The Mongol attacks on Song China intensified with the election of Möngke as Great Khan in 1251. After their takeover of Sichuan the Mongols under Qubilai and Uriyangqadai 兀良合台 conquered the empire of Dali 大理 in modern Yunnan in 1253. In 1259 Möngke died during the battle of Diaoyucheng that was defended by Wang Jian 王堅. The Chinese general Jia Sidao 賈似道 collaborated with the Mongols and took the opportunity of Möngke's death to occupy Sichuan as subject of the Mongols.

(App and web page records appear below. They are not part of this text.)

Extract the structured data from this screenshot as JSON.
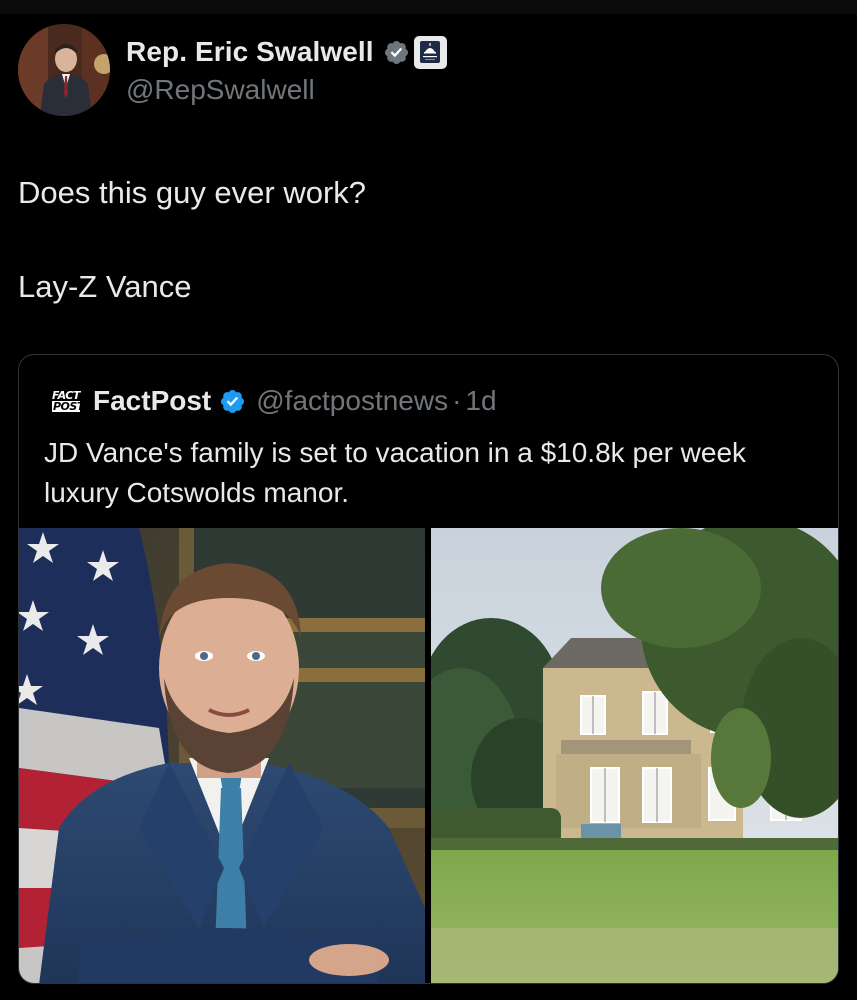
{
  "post": {
    "author_name": "Rep. Eric Swalwell",
    "author_handle": "@RepSwalwell",
    "text_line_1": "Does this guy ever work?",
    "text_line_2": "Lay-Z Vance"
  },
  "quoted_post": {
    "logo_top": "FACT",
    "logo_bottom": "POST",
    "author_name": "FactPost",
    "author_handle": "@factpostnews",
    "separator": "·",
    "time": "1d",
    "text": "JD Vance's family is set to vacation in a $10.8k per week luxury Cotswolds manor."
  },
  "icons": {
    "verified": "verified-badge-icon",
    "government": "capitol-government-badge-icon"
  },
  "colors": {
    "background": "#000000",
    "text_primary": "#e7e9ea",
    "text_secondary": "#71767b",
    "verified_blue": "#1d9bf0",
    "border": "#2f3336"
  }
}
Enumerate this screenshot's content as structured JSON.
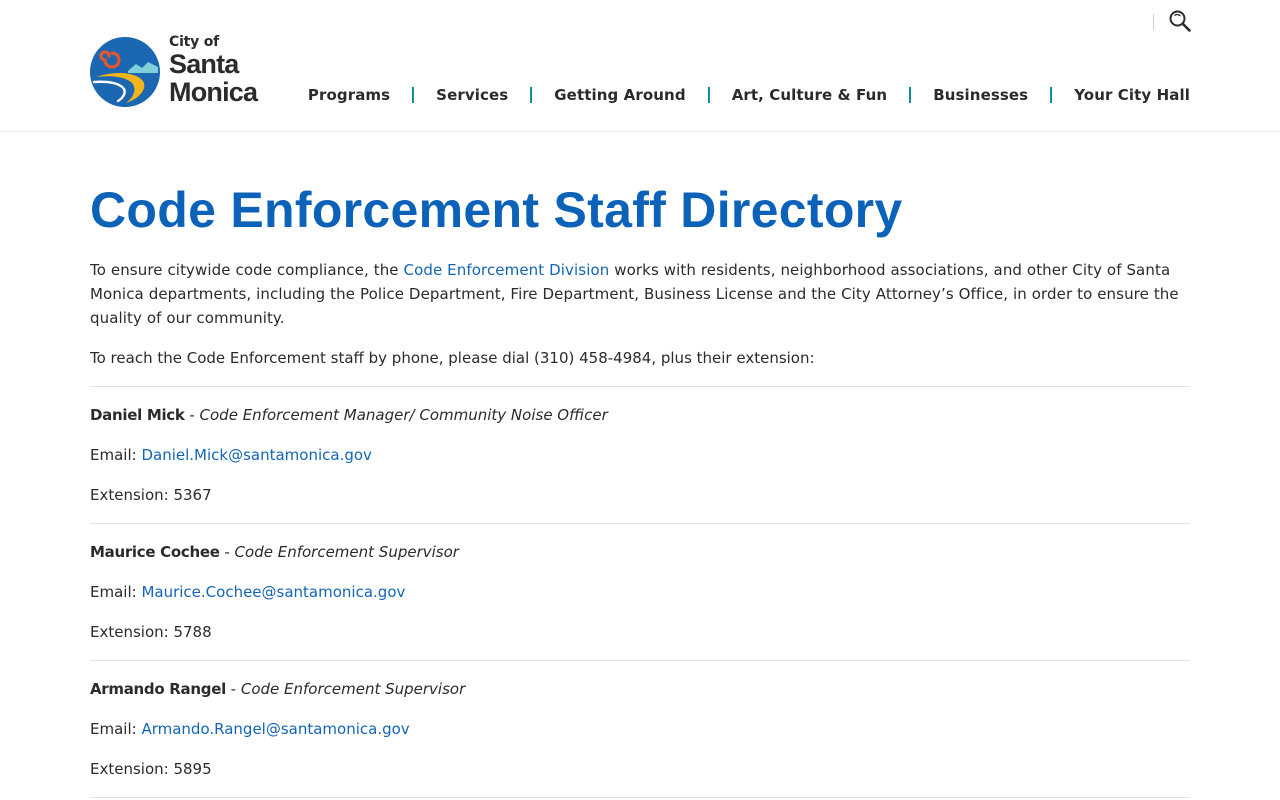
{
  "logo": {
    "line1": "City of",
    "line2": "Santa",
    "line3": "Monica",
    "colors": {
      "circle": "#1b67b2",
      "sun": "#e4572e",
      "sand": "#f3b31a",
      "wave": "#7fd0d8"
    }
  },
  "header": {
    "search_icon": "search-icon",
    "nav": [
      {
        "label": "Programs"
      },
      {
        "label": "Services"
      },
      {
        "label": "Getting Around"
      },
      {
        "label": "Art, Culture & Fun"
      },
      {
        "label": "Businesses"
      },
      {
        "label": "Your City Hall"
      }
    ]
  },
  "page": {
    "title": "Code Enforcement Staff Directory",
    "intro_before": "To ensure citywide code compliance, the ",
    "intro_link": "Code Enforcement Division",
    "intro_after": " works with residents, neighborhood associations, and other City of Santa Monica departments, including the Police Department, Fire Department, Business License and the City Attorney’s Office, in order to ensure the quality of our community.",
    "dial_text": "To reach the Code Enforcement staff by phone, please dial (310) 458-4984, plus their extension:"
  },
  "staff": [
    {
      "name": "Daniel Mick",
      "separator": " - ",
      "title": "Code Enforcement Manager/ Community Noise Officer",
      "email_label": "Email: ",
      "email": "Daniel.Mick@santamonica.gov",
      "extension": "Extension: 5367"
    },
    {
      "name": "Maurice Cochee",
      "separator": " - ",
      "title": "Code Enforcement Supervisor",
      "email_label": "Email: ",
      "email": "Maurice.Cochee@santamonica.gov",
      "extension": "Extension: 5788"
    },
    {
      "name": "Armando Rangel",
      "separator": " - ",
      "title": "Code Enforcement Supervisor",
      "email_label": "Email: ",
      "email": "Armando.Rangel@santamonica.gov",
      "extension": "Extension: 5895"
    }
  ],
  "colors": {
    "title": "#0b62b8",
    "link": "#1565b6",
    "nav_separator": "#0f8e9a",
    "text": "#2b2b2b"
  }
}
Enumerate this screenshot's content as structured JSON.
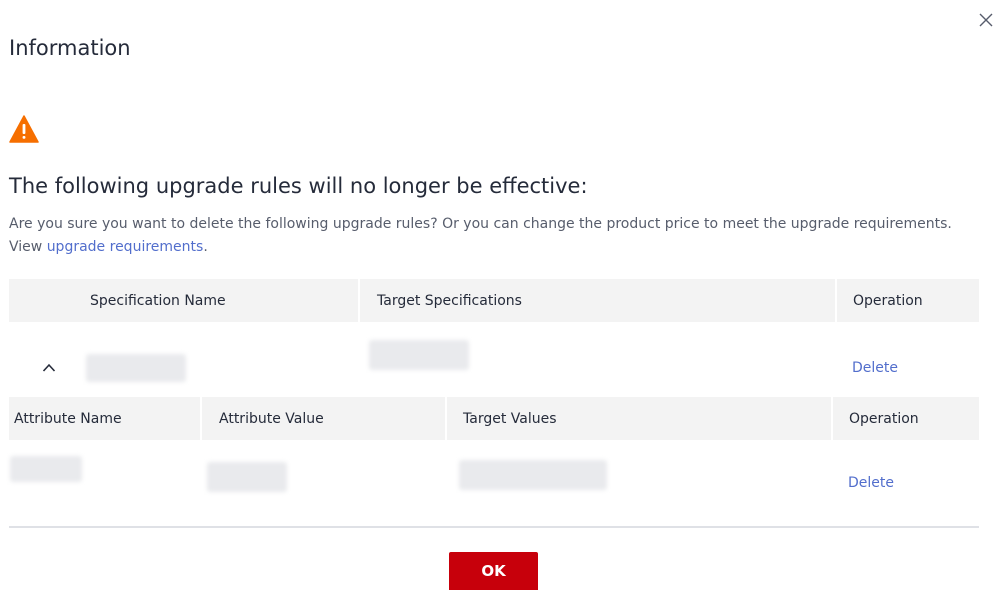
{
  "dialog": {
    "title": "Information",
    "close_icon": "close-icon",
    "warning_icon": "warning-triangle-icon",
    "headline": "The following upgrade rules will no longer be effective:",
    "description": "Are you sure you want to delete the following upgrade rules? Or you can change the product price to meet the upgrade requirements. View",
    "link_text": "upgrade requirements",
    "link_suffix": ".",
    "ok_label": "OK"
  },
  "spec_table": {
    "headers": [
      "Specification Name",
      "Target Specifications",
      "Operation"
    ],
    "rows": [
      {
        "expand_icon": "chevron-up-icon",
        "spec_name": "",
        "target_spec": "",
        "operation": "Delete"
      }
    ]
  },
  "attr_table": {
    "headers": [
      "Attribute Name",
      "Attribute Value",
      "Target Values",
      "Operation"
    ],
    "rows": [
      {
        "attribute_name": "",
        "attribute_value": "",
        "target_values": "",
        "operation": "Delete"
      }
    ]
  },
  "colors": {
    "primary_button": "#c7000b",
    "link": "#526ecc",
    "warning": "#f66f00",
    "header_bg": "#f3f3f3"
  }
}
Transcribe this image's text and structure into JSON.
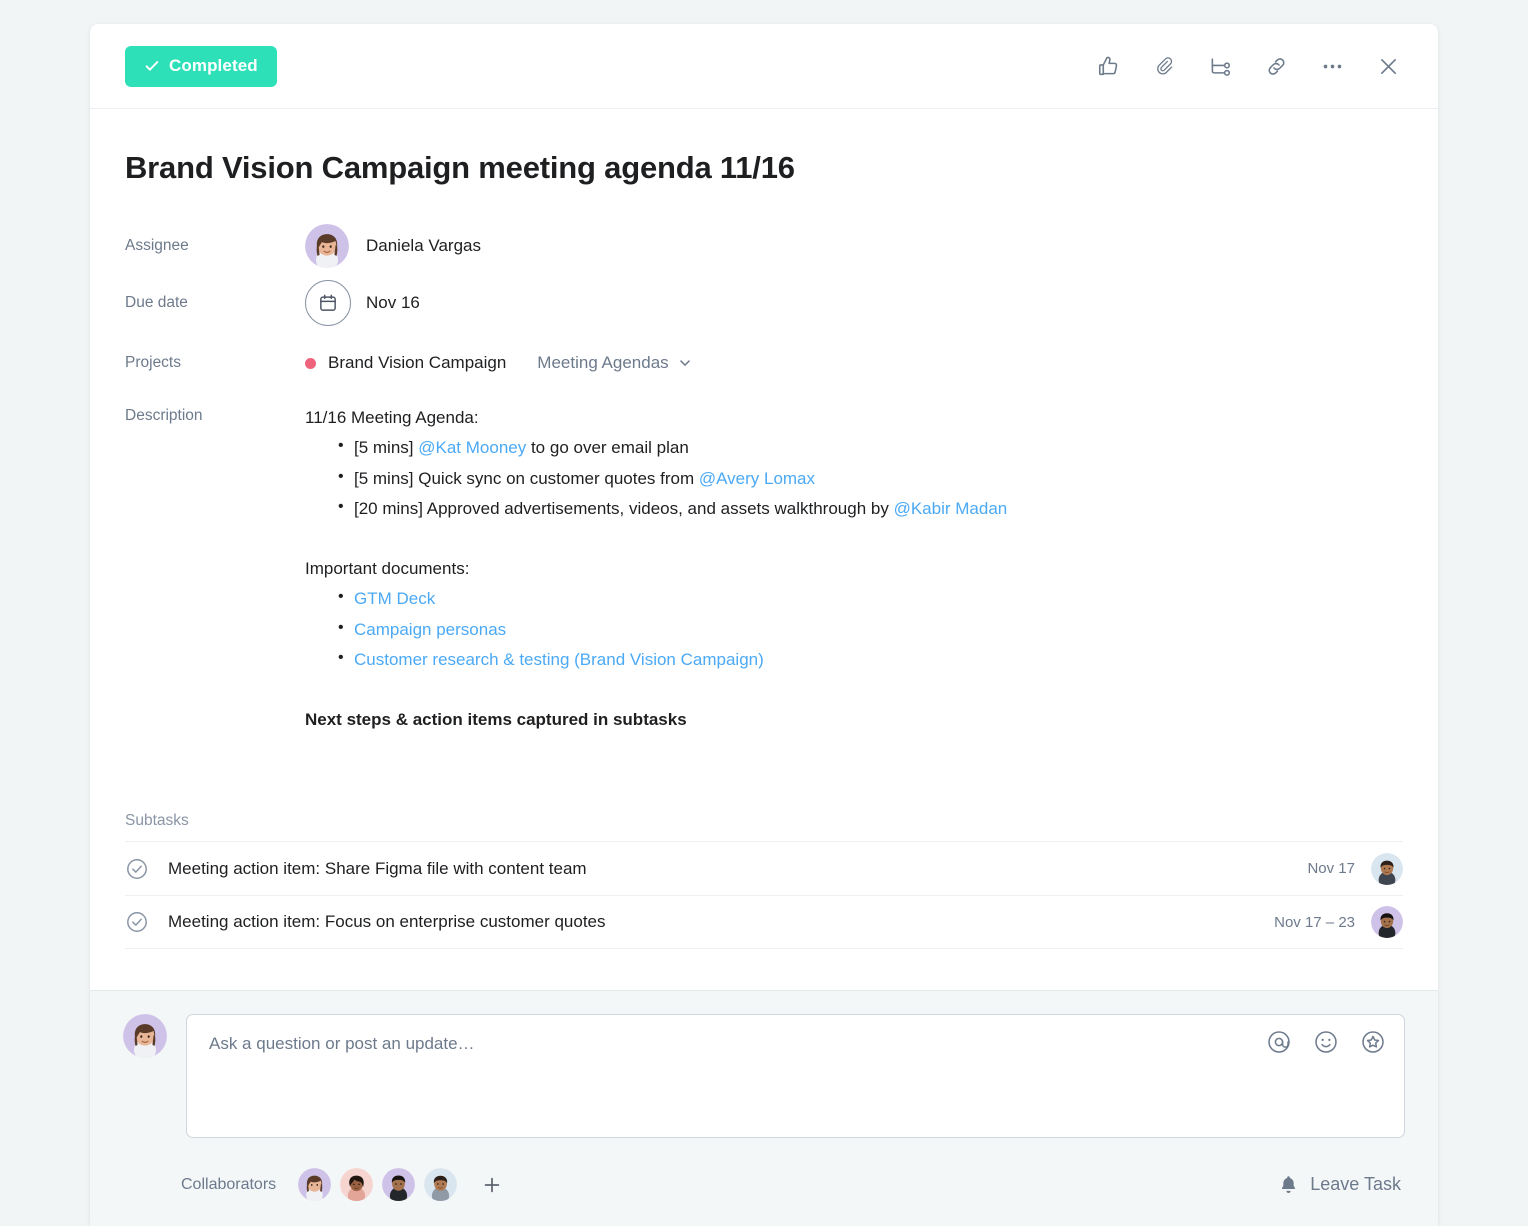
{
  "header": {
    "status_label": "Completed",
    "status_color": "#2ee0b8",
    "icons": [
      {
        "name": "thumbs-up-icon",
        "label": "Like"
      },
      {
        "name": "paperclip-icon",
        "label": "Attach file"
      },
      {
        "name": "subtask-icon",
        "label": "Add subtask"
      },
      {
        "name": "link-icon",
        "label": "Copy task link"
      },
      {
        "name": "more-options-icon",
        "label": "More options"
      },
      {
        "name": "close-icon",
        "label": "Close"
      }
    ]
  },
  "task": {
    "title": "Brand Vision Campaign meeting agenda 11/16",
    "assignee_label": "Assignee",
    "assignee_name": "Daniela Vargas",
    "due_date_label": "Due date",
    "due_date": "Nov 16",
    "projects_label": "Projects",
    "project_name": "Brand Vision Campaign",
    "project_dot_color": "#f0637c",
    "project_section": "Meeting Agendas",
    "description_label": "Description"
  },
  "description": {
    "heading": "11/16 Meeting Agenda:",
    "agenda_items": [
      {
        "prefix": "[5 mins] ",
        "mention": "@Kat Mooney",
        "suffix": " to go over email plan"
      },
      {
        "prefix": "[5 mins] Quick sync on customer quotes from ",
        "mention": "@Avery Lomax",
        "suffix": ""
      },
      {
        "prefix": "[20 mins] Approved advertisements, videos, and assets walkthrough by ",
        "mention": "@Kabir Madan",
        "suffix": ""
      }
    ],
    "documents_heading": "Important documents:",
    "documents": [
      "GTM Deck",
      "Campaign personas",
      "Customer research & testing (Brand Vision Campaign)"
    ],
    "closing_note": "Next steps & action items captured in subtasks",
    "link_color": "#4ba9f5"
  },
  "subtasks": {
    "header": "Subtasks",
    "items": [
      {
        "name": "Meeting action item: Share Figma file with content team",
        "date": "Nov 17",
        "avatar_bg": "#d9e6ef",
        "skin": "#b07a52",
        "hair": "#2c2019"
      },
      {
        "name": "Meeting action item: Focus on enterprise customer quotes",
        "date": "Nov 17 – 23",
        "avatar_bg": "#cfc2e8",
        "skin": "#a3714c",
        "hair": "#171311"
      }
    ]
  },
  "comment": {
    "placeholder": "Ask a question or post an update…",
    "value": "",
    "icons": [
      {
        "name": "mention-icon",
        "label": "Mention someone"
      },
      {
        "name": "emoji-icon",
        "label": "Insert emoji"
      },
      {
        "name": "sticker-icon",
        "label": "Insert sticker"
      }
    ]
  },
  "footer": {
    "collaborators_label": "Collaborators",
    "collaborators": [
      {
        "bg": "#cfc2e8",
        "skin": "#e8b596",
        "hair": "#5a3a28"
      },
      {
        "bg": "#f6d4d0",
        "skin": "#9a6242",
        "hair": "#20160f"
      },
      {
        "bg": "#cfc2e8",
        "skin": "#a3714c",
        "hair": "#171311"
      },
      {
        "bg": "#d9e6ef",
        "skin": "#b07a52",
        "hair": "#2c2019"
      }
    ],
    "add_collaborator_label": "+",
    "leave_task_label": "Leave Task"
  }
}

The central government of the Southern Song meanwhile was unable to cope with the challenge of the Mongols and new peasant uprisings in the region of modern Fujian (led by Yan Mengbiao 晏夢彪) and Hunan (Chen Sanchuang 陳三搶, Zhang Mowang 張魔王). The court of Emperor Lizong was dominated by the consort families Yan 閻 and Jia 賈 and the eunuchs Dong Songchen 董宋臣 and Lu Yunsheng 盧允昇. In 1260 Jia Sidao became Counsellor-in-chief and took control over the new emperor Zhao Qi 趙禥 (posthumous title Emperor Duzong 宋度宗, r. 1264-1274). He expelled his opponents like Wen Tianxiang 文天祥 and Li Fu 李芾. Because the revenues of the Song state was not sufficient to finance the troops fighting against the Mongols, Jia Sidao tried to reform the regulations for the merchandise of lands with his state field regulation (gongtianfa 公田法).
In 1260 Möngke's brother Qubilai was elected Great Khan and proclaimed himself emperor of the Yuan dynasty 元 (1279-1368) in 1271. Advised by the Chinese collaborator Liu Zheng 劉整, the Mongols besieged and in 1273 conquered the cities of Xiangyang and Fancheng 樊城 (modern Hubei). The cities had been defended by Zhang Tianshun 張天順 and Lü Wenhuan 呂文煥. The Yangtze River was now open for a large fleet that could conquer the Song empire. A year later, the under-age Prince Zhao Xian 趙[顯-頁] was made emperor (posthumous title Emperor Gong 宋恭帝, r. 1274-1275), the political power still being in the hands of Jia Sidao.
When the Yuan fleet advanced and one prefecture after the other fell to the Yuan, Jia Sidao offered his own submission, but the Yuan Counsellor Bayan 伯顏 refused. The last contingents of the Song army were heavily defeated, the old city of Jiankang 建康 (modern Nanjing 南京, Jiangsu) fell, and Jia Sidao was killed. The capital of the Song, Lin'an, was defended by Wen Tianxiang and Zhang Shijie 張世傑. Emperor Gong abdicated, but faithful loyalists like Zhang Jue 張珏, Wen Tianxiang, Zhang Shijie and Lu Xiufu 陸秀夫 enthroned the emperor's younger brother Zhao Shi 趙昰 (posthumous title Emperor Duanzong 宋端宗, r. 1276-1277). Zhao Shi was enthroned far away from the capital, in the region of Fuzhou, but he soon died during the flight to the south in the region of modern Guangdong. Prince Zhao Bing 趙昺 (r. 1278-1279) was enthroned on an island in the South China Sea (Yaishan 崖山, near Xinhui 新會, Guangdong). In 1279 the Yuan took the island, and Lu Xiufu drowned himself, embracing the last emperor of the Song.
2000 ff. © Ulrich Theobald · Mail